Work to be completed: Copy out every line from the records that includes "JSON".

- Opening Delimiter -

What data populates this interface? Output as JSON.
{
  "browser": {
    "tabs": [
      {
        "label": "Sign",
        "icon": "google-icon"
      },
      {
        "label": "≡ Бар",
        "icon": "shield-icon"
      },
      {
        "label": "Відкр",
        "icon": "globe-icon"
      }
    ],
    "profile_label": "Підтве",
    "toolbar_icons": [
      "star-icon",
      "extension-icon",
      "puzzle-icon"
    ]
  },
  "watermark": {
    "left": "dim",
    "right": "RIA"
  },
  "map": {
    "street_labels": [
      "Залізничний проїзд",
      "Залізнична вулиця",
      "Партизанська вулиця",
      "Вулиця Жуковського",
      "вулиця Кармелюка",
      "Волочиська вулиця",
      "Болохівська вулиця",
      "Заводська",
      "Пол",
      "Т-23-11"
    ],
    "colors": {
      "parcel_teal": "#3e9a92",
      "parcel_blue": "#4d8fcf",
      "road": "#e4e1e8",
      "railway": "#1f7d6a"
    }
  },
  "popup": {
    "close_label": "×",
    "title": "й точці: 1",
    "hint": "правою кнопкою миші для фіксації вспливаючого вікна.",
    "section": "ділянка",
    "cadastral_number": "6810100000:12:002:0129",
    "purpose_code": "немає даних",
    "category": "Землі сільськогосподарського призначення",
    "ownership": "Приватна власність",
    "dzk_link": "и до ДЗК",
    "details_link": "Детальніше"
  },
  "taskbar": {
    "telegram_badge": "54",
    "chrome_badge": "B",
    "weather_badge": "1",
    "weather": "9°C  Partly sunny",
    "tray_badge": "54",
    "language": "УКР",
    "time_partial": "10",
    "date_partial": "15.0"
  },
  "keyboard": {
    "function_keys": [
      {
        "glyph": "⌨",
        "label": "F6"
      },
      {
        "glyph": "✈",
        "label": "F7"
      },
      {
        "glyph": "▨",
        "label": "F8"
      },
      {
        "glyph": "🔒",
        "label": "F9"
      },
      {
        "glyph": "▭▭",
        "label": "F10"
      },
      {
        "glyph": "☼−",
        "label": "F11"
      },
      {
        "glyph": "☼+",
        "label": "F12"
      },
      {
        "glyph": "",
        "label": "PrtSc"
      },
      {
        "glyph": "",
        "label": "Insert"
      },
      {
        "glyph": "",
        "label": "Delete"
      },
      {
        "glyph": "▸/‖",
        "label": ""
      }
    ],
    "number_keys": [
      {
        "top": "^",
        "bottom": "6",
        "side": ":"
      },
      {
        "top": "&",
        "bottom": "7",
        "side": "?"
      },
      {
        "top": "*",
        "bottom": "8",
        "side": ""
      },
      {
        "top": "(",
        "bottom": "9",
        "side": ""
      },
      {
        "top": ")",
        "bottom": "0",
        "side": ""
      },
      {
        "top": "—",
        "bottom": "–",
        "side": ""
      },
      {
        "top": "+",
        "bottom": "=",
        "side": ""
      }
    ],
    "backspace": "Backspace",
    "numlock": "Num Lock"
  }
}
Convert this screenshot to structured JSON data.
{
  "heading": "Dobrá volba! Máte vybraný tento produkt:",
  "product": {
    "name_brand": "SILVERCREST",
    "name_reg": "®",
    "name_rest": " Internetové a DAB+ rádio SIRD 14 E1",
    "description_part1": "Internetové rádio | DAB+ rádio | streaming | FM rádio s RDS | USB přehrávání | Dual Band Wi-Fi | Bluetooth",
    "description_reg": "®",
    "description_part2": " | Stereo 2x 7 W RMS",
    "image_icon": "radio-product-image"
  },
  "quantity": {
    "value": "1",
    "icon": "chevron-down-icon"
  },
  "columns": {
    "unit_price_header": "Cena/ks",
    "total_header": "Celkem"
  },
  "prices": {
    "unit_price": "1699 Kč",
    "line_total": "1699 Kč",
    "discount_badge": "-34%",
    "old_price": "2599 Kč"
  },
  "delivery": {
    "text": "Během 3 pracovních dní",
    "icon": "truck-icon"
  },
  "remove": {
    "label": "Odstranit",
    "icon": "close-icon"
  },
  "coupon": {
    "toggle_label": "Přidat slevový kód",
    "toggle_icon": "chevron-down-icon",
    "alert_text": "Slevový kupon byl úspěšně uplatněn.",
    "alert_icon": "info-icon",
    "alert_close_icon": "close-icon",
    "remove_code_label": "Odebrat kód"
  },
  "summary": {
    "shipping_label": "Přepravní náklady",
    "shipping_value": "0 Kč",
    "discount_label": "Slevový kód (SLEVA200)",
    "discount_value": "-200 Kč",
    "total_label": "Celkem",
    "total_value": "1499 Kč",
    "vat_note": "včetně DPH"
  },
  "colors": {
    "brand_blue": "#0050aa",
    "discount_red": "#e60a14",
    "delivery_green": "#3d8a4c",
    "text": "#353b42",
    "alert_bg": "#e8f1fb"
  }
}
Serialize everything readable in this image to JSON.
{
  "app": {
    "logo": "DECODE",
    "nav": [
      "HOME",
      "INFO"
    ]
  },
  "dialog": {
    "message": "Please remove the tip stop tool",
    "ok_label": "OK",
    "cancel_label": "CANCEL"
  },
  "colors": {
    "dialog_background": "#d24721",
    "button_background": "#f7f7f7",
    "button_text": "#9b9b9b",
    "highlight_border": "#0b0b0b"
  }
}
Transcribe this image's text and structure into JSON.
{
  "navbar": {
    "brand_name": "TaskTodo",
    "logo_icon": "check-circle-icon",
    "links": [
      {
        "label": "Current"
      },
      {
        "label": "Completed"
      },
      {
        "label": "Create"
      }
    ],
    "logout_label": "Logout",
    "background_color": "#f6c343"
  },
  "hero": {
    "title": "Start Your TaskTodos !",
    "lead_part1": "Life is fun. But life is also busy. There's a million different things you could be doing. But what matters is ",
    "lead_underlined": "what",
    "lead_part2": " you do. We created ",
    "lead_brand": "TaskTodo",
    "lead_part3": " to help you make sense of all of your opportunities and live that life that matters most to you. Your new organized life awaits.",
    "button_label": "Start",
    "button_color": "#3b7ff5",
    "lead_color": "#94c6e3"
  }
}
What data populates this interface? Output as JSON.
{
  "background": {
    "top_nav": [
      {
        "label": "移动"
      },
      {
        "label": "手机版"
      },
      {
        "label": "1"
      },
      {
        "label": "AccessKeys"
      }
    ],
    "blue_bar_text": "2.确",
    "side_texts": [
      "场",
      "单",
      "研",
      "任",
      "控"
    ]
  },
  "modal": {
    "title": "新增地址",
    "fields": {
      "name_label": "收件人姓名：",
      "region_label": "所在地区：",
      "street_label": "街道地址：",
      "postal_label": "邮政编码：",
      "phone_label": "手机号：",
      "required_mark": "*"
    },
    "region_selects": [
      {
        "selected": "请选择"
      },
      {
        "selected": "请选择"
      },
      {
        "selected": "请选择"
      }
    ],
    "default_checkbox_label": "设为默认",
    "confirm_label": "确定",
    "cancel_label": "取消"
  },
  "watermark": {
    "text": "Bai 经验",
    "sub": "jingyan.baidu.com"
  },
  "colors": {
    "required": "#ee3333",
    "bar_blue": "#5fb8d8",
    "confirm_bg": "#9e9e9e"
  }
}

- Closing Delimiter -

Exercise solution:
What data populates this interface? Output as JSON.
Convert this screenshot to structured JSON data.
Serialize everything readable in this image to JSON.
Transcribe this image's text and structure into JSON.
What data populates this interface? Output as JSON.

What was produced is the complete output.